Certainly, having been born in the U.S. and having relationships here is a benefit. The cooperative movement, again, is based on the fair trade movement and the opening of awareness has a lot of the importers and roasters sensitive to the issue. There is no reason cooperatives - regardless of their relationships to the U.S. - if they have the information technology abilities to outreach and the coffee quality, as operated by Mshikamano, cannot operate the cooperative model.
In fact, there are other cooperatives that are marketing more coffee in America than Mshikamano is. And so it is good that it is a 'duplicatable' model for other cooperatives to follow. We do have to show success, and we do have to build and grow, and then others will follow suit. And that's part of our mission: to be a model and to see others follow that example.
On a final note, what are your main influences and inspiration in starting and continuing to work with this cooperative?
I went to live in Tanzania 21 years ago with the concept of engaging in international activities. Coffee was Tanzania's leading foreign exchange earner. I think mining has taken over in the last five or six years. America is a large coffee-consuming country, so the blend of natural resources in Africa and consumption patterns in the U.S. and my desire to bring together the two components of where I was born and where I'm choosing to reside fit perfectly.
The concept of involving myself in international trade was to have peoples of African descent benefit to a greater extent from their natural resources and human resources and intelligence. Hence, we needed to take our coffee and labor outside of the village and market in the manner that we are doing to capture value-added. Thank the Lord, we are on the road on those two aspects, and, really, the greatest limitation in African development is human resources.

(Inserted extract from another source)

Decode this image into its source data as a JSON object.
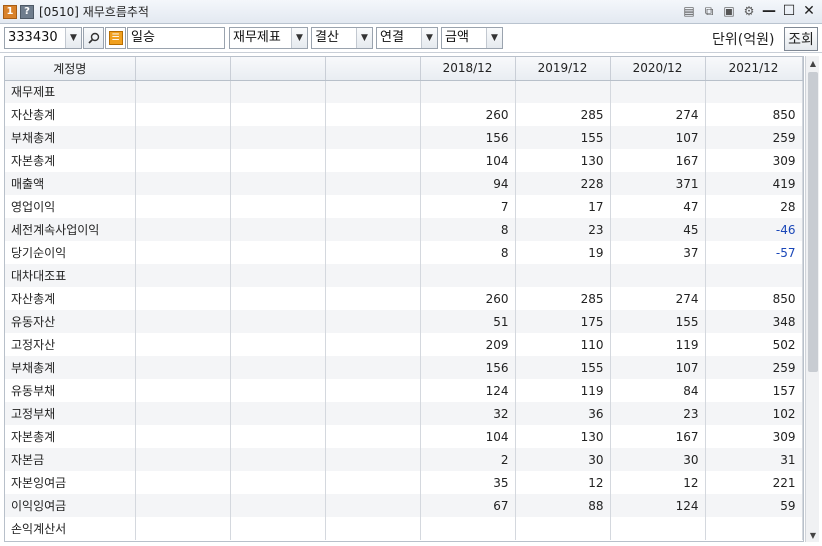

Individual farmers will always be just the laborers in a trade. We are wealthy in terms of natural resources but those natural resources will always be exploited for the benefit of others if we don't have the human catalysts - our producers - and gel an organization, build the organization and administrative capacity to become a real economic and business force to negotiate and work with the international markets.